The American embassy in Cairo has bad news for anyone traveling to Egypt: For now, the pyramids in Giza should be considered off limits — at least if you’re visiting without a trusted guide.
Describing a pattern of increasing lawlessness at the iconic tourist destination outside Cairo, the embassy is warning that some visitors have found their cars surrounded by angry individuals, and that in some cases those individuals have tried to open the doors. Here’s the embassy’s warning about the pyramids in full, according to Graham Harman, the associate provost for research administration at the American University in Cairo:
In recent weeks, the U.S. Embassy has become aware of an increasing number of incidents at or near the Giza Pyramids. The majority of these incidents are attributed to over-aggressive vendors, though the degree of aggressiveness in some cases is closer to criminal conduct. Other more serious incidents have been reported involving vehicles nearing the Pyramids, with angry groups of individuals surrounding and pounding on the vehicles – and in some cases attempting to open the vehicle’s doors. While the motive is less clear (possibly related to carriage operators wanting fares), it has severely frightened several visitors. A common theme from many of these reports is the lack of visible security or police in the vicinity of the Pyramids. U.S. citizens should elevate their situational awareness when traveling to the Pyramids, avoid any late evening or night travel, utilize a recommended or trusted guide, and closely guard valuables. Though other tourist locations have not been brought to Embassy attention, these measures are also recommended at all crowded or popular tourist sites.

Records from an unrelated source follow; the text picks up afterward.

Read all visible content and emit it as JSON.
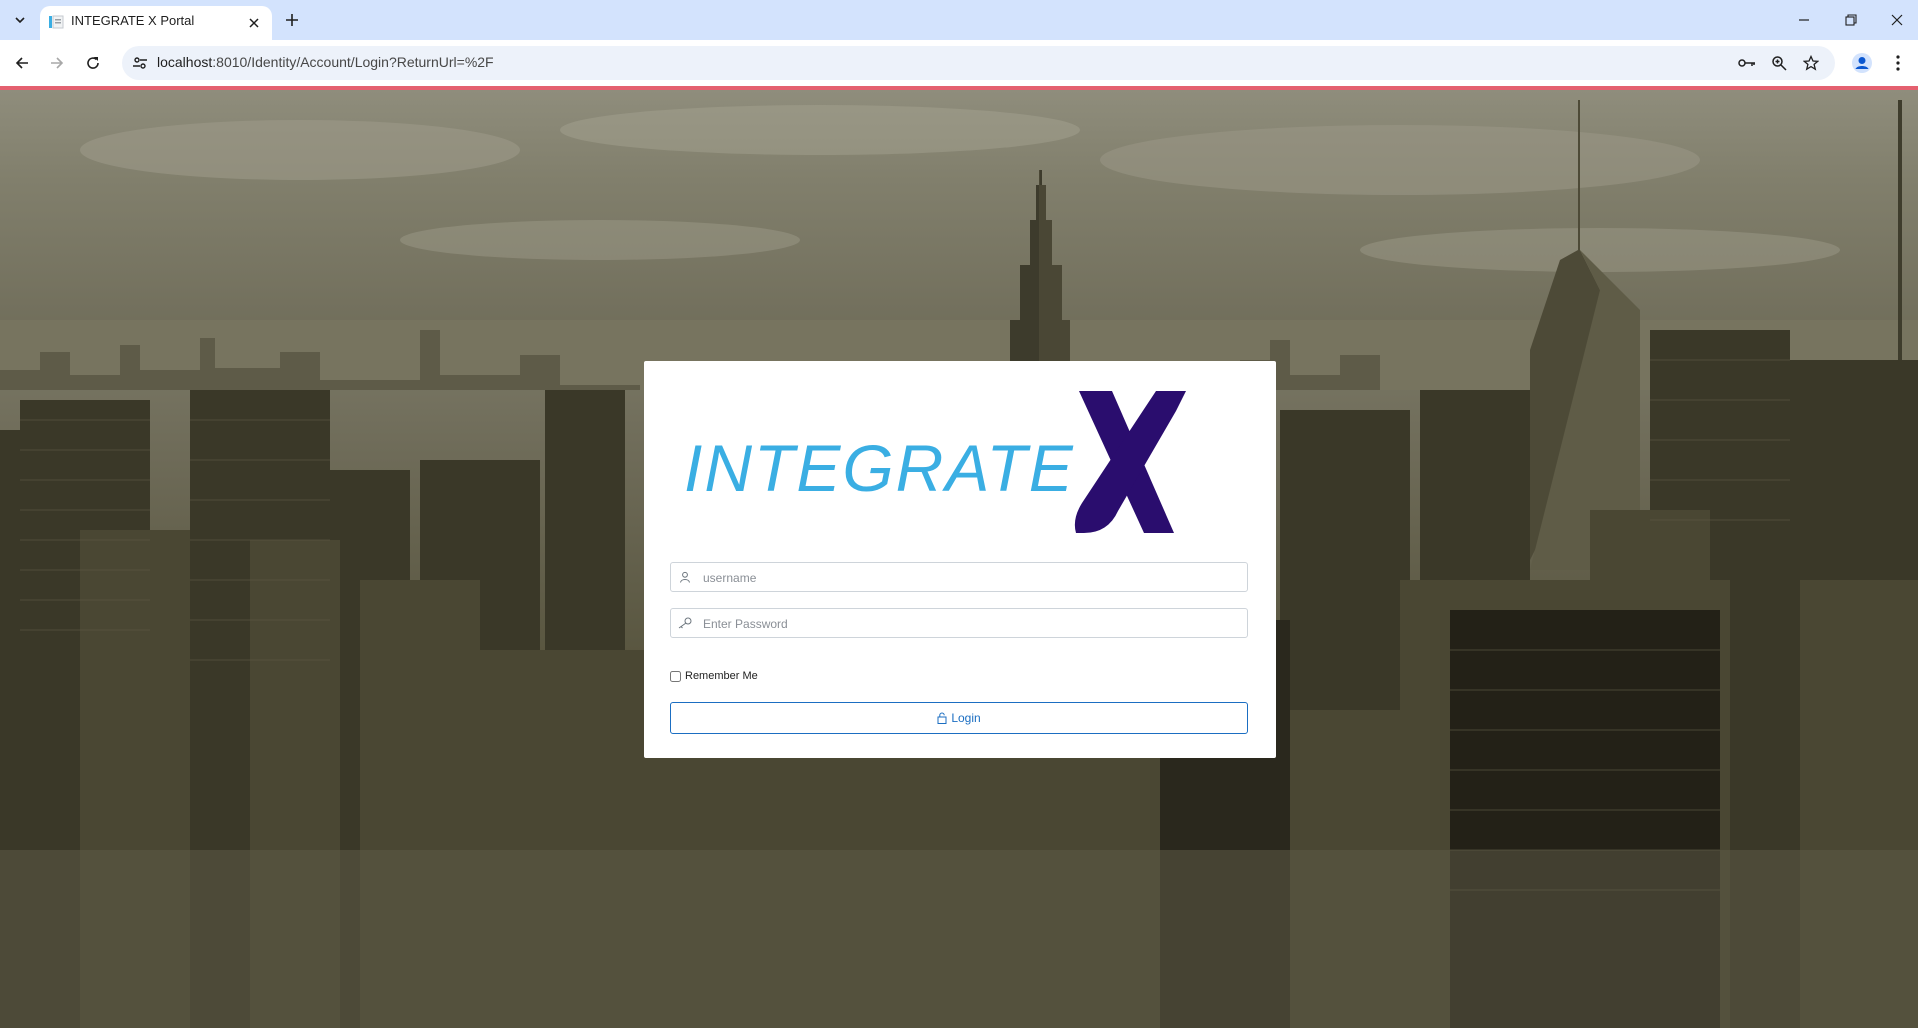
{
  "browser": {
    "tab_title": "INTEGRATE X Portal",
    "url_host": "localhost",
    "url_path": ":8010/Identity/Account/Login?ReturnUrl=%2F",
    "icons": [
      "tab-list-icon",
      "favicon",
      "close-icon",
      "plus-icon",
      "minimize-icon",
      "restore-icon",
      "window-close-icon",
      "back-icon",
      "forward-icon",
      "reload-icon",
      "site-info-icon",
      "key-icon",
      "zoom-icon",
      "star-icon",
      "profile-icon",
      "kebab-menu-icon"
    ]
  },
  "login": {
    "logo_text": "INTEGRATE",
    "logo_mark": "X",
    "username_placeholder": "username",
    "password_placeholder": "Enter Password",
    "remember_label": "Remember Me",
    "remember_checked": false,
    "login_label": "Login"
  },
  "colors": {
    "tabbar": "#d3e3fd",
    "loading_bar": "#e4606f",
    "logo_blue": "#3aaee3",
    "logo_x": "#2a0d6e",
    "login_accent": "#1b6ec2"
  }
}
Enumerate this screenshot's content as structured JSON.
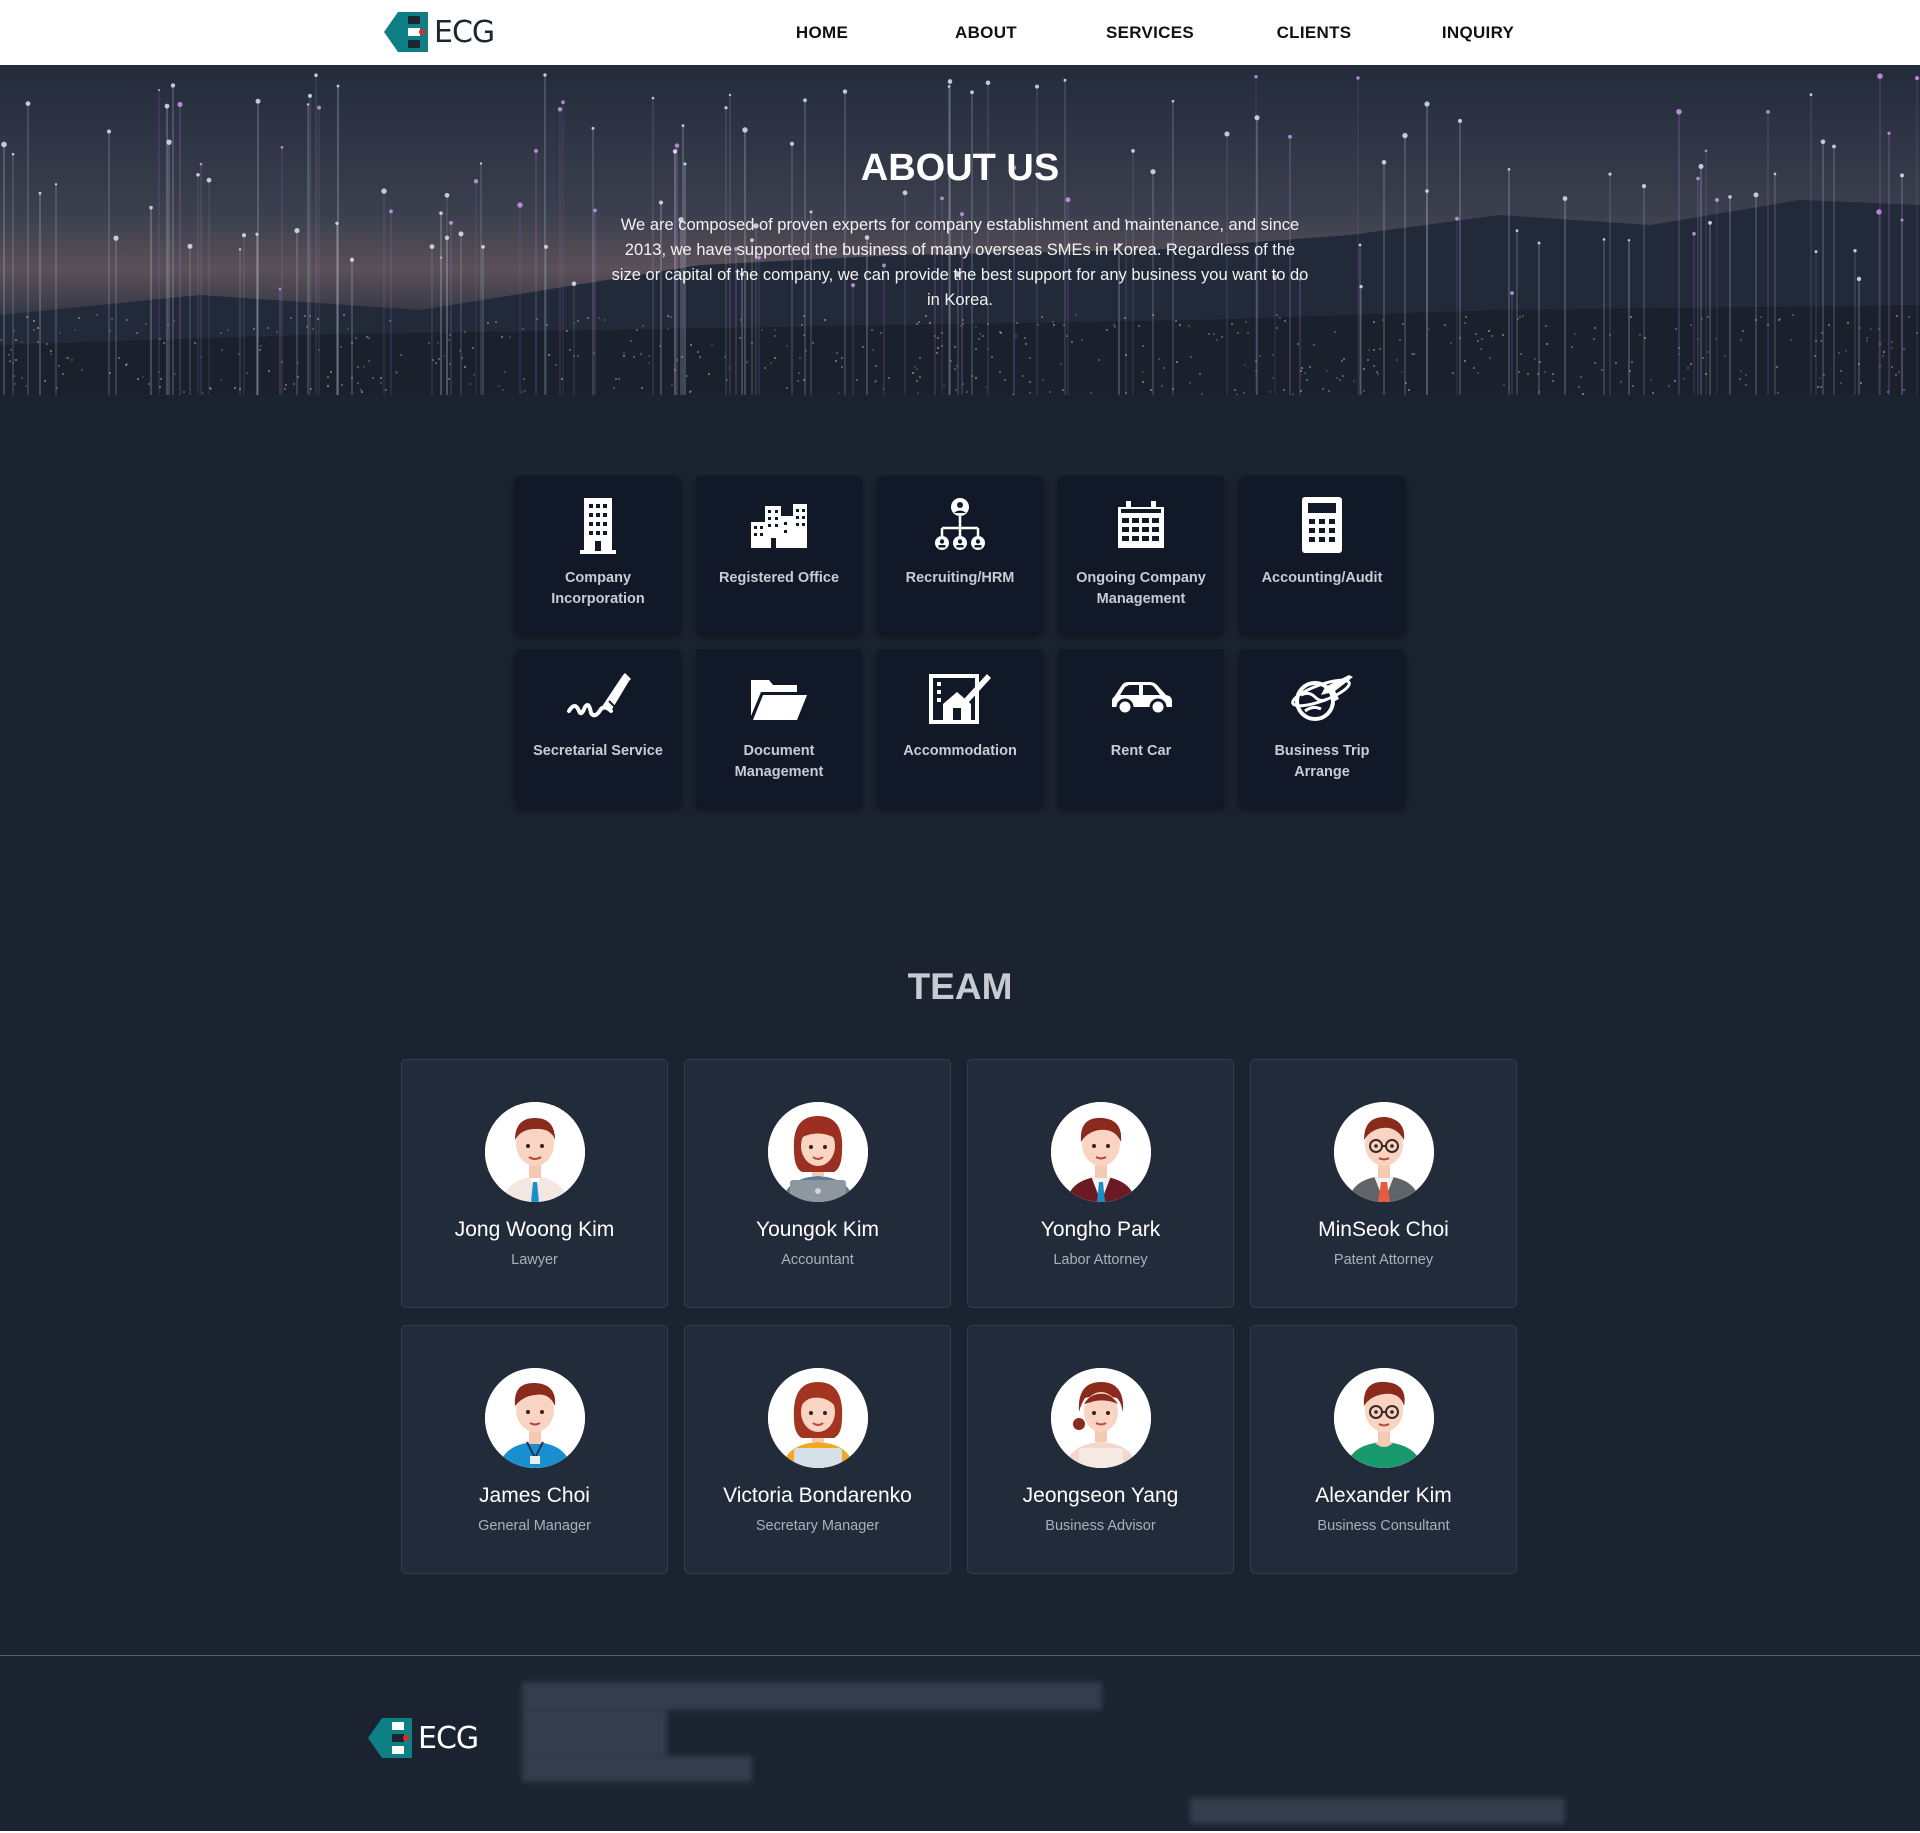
{
  "nav": {
    "logo_text": "ECG",
    "links": [
      "HOME",
      "ABOUT",
      "SERVICES",
      "CLIENTS",
      "INQUIRY"
    ]
  },
  "hero": {
    "title": "ABOUT US",
    "text": "We are composed of proven experts for company establishment and maintenance, and since 2013, we have supported the business of many overseas SMEs in Korea. Regardless of the size or capital of the company, we can provide the best support for any business you want to do in Korea."
  },
  "services": [
    {
      "label": "Company Incorporation",
      "icon": "building-icon"
    },
    {
      "label": "Registered Office",
      "icon": "city-icon"
    },
    {
      "label": "Recruiting/HRM",
      "icon": "org-chart-icon"
    },
    {
      "label": "Ongoing Company Management",
      "icon": "calendar-icon"
    },
    {
      "label": "Accounting/Audit",
      "icon": "calculator-icon"
    },
    {
      "label": "Secretarial Service",
      "icon": "signature-icon"
    },
    {
      "label": "Document Management",
      "icon": "folder-icon"
    },
    {
      "label": "Accommodation",
      "icon": "house-contract-icon"
    },
    {
      "label": "Rent Car",
      "icon": "car-icon"
    },
    {
      "label": "Business Trip Arrange",
      "icon": "globe-plane-icon"
    }
  ],
  "team": {
    "title": "TEAM",
    "members": [
      {
        "name": "Jong Woong Kim",
        "role": "Lawyer"
      },
      {
        "name": "Youngok Kim",
        "role": "Accountant"
      },
      {
        "name": "Yongho Park",
        "role": "Labor Attorney"
      },
      {
        "name": "MinSeok Choi",
        "role": "Patent Attorney"
      },
      {
        "name": "James Choi",
        "role": "General Manager"
      },
      {
        "name": "Victoria Bondarenko",
        "role": "Secretary Manager"
      },
      {
        "name": "Jeongseon Yang",
        "role": "Business Advisor"
      },
      {
        "name": "Alexander Kim",
        "role": "Business Consultant"
      }
    ]
  },
  "footer": {
    "logo_text": "ECG"
  },
  "colors": {
    "logo_teal": "#0e7f84",
    "logo_red": "#e5262d",
    "page_bg": "#1b2330",
    "service_card": "#111827",
    "team_card": "#212b3a"
  }
}
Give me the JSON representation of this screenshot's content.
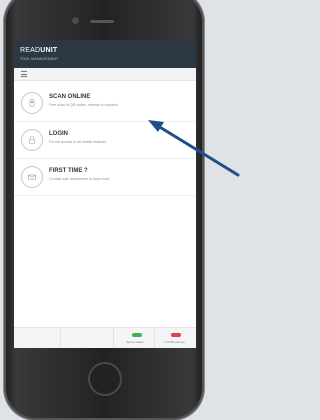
{
  "app": {
    "brand_prefix": "READ",
    "brand_bold": "UNIT",
    "subtitle": "TOOL MANAGEMENT"
  },
  "menu": [
    {
      "title": "SCAN ONLINE",
      "description": "Free scan of QR codes, internet is required",
      "icon": "qr-scan-icon"
    },
    {
      "title": "LOGIN",
      "description": "For full access to all mobile features",
      "icon": "login-icon"
    },
    {
      "title": "FIRST TIME ?",
      "description": "Contact sale department to hear more",
      "icon": "mail-icon"
    }
  ],
  "footer": {
    "server_status_label": "Server status",
    "scanner_label": "© 2018 scanner",
    "server_status_color": "#3fb14e",
    "scanner_color": "#e0434b"
  },
  "colors": {
    "header_bg": "#2c3945",
    "arrow": "#1f4e8c"
  }
}
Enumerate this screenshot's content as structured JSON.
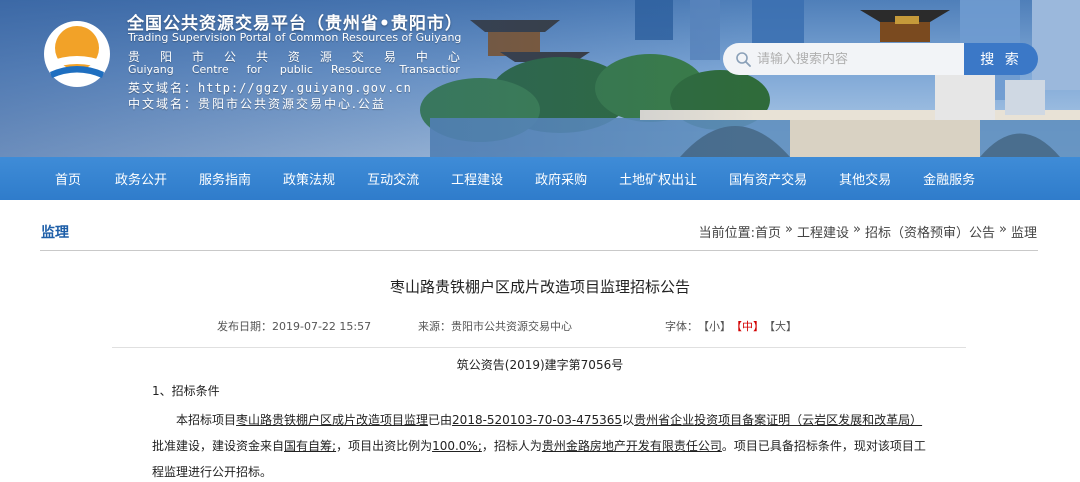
{
  "header": {
    "title_cn": "全国公共资源交易平台（贵州省•贵阳市）",
    "title_en": "Trading Supervision Portal of Common Resources of Guiyang",
    "center_cn": [
      "贵",
      "阳",
      "市",
      "公",
      "共",
      "资",
      "源",
      "交",
      "易",
      "中",
      "心"
    ],
    "center_en": [
      "Guiyang",
      "Centre",
      "for",
      "public",
      "Resource",
      "Transactior"
    ],
    "en_domain_label": "英文域名：",
    "en_domain_value": "http://ggzy.guiyang.gov.cn",
    "cn_domain_label": "中文域名：",
    "cn_domain_value": "贵阳市公共资源交易中心.公益"
  },
  "search": {
    "placeholder": "请输入搜索内容",
    "button_label": "搜 索"
  },
  "nav": [
    "首页",
    "政务公开",
    "服务指南",
    "政策法规",
    "互动交流",
    "工程建设",
    "政府采购",
    "土地矿权出让",
    "国有资产交易",
    "其他交易",
    "金融服务"
  ],
  "section": {
    "title": "监理"
  },
  "breadcrumb": {
    "prefix": "当前位置:",
    "items": [
      "首页",
      "»",
      "工程建设",
      "»",
      "招标（资格预审）公告",
      "»",
      "监理"
    ]
  },
  "article": {
    "title": "枣山路贵铁棚户区成片改造项目监理招标公告",
    "publish_label": "发布日期：",
    "publish_value": "2019-07-22 15:57",
    "source_label": "来源：",
    "source_value": "贵阳市公共资源交易中心",
    "font_label": "字体：",
    "font_small": "【小】",
    "font_medium": "【中】",
    "font_large": "【大】",
    "doc_no": "筑公资告(2019)建字第7056号",
    "section1": "1、招标条件",
    "p1": "本招标项目",
    "p2": "枣山路贵铁棚户区成片改造项目监理",
    "p3": "已由",
    "p4": "2018-520103-70-03-475365",
    "p5": "以",
    "p6": "贵州省企业投资项目备案证明（云岩区发展和改革局）",
    "p7": "批准建设，建设资金来自",
    "p8": "国有自筹;",
    "p9": "，项目出资比例为",
    "p10": "100.0%;",
    "p11": "，招标人为",
    "p12": "贵州金路房地产开发有限责任公司",
    "p13": "。项目已具备招标条件，现对该项目工程监理进行公开招标。"
  },
  "colors": {
    "nav_bg": "#2f7ccb",
    "search_button": "#3b78c7",
    "section_title": "#1d5ea8",
    "active_font_size": "#d20000"
  },
  "icons": [
    "logo-emblem",
    "search-icon"
  ]
}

Writing on his blog, Harman echoes the embassy’s warning. Don’t "even think of going to the Pyramids unless you’re on a large organized bus tour," he says.
Turbulence at the pyramids is terrible news for Egypt, whose economy is in a tailspin at the moment. Tourism has been a source of strength for the country’s economy in the past, but it has also struggled enormously in the aftermath of the revolution, whose accompanying chaos has understandably scared off many tourists from visiting.
Here’s hoping for a turnaround.
Josh Rogin covers national security and foreign policy and writes the daily Web column The Cable. His column appears bi-weekly in the print edition of The Washington Post. He can be reached for comments or tips at email@example.com.
Previously, Josh covered defense and foreign policy as a staff writer for Congressional Quarterly, writing extensively on Iraq, Afghanistan, Guantánamo Bay, U.S.-Asia relations, defense budgeting and appropriations, and the defense lobbying and contracting industries. Prior to that, he covered military modernization, cyber warfare, space, and missile defense for Federal Computer Week Magazine. He has also served as Pentagon Staff Reporter for the Asahi Shimbun, Japan's leading daily newspaper, in its Washington, D.C., bureau, where he reported on U.S.-Japan relations, Chinese military modernization, the North Korean nuclear crisis, and more.
A graduate of George Washington University's Elliott School of International Affairs, Josh lived in Yokohama, Japan, and studied at Tokyo's Sophia University. He speaks conversational Japanese and has reported from the region. He has also worked at the House International Relations Committee, the Embassy of Japan, and the Brookings Institution.
Josh's reporting has been featured on CNN, MSNBC, C-Span, CBS, ABC, NPR, WTOP, and several other outlets. He was a 2008-2009 National Press Foundation's Paul Miller Washington Reporting Fellow, 2009 military reporting fellow with the Knight Center for Specialized Journalism and the 2011 recipient of the InterAction Award for Excellence in International Reporting. He hails from Philadelphia and lives in Washington, D.C.| The Cable |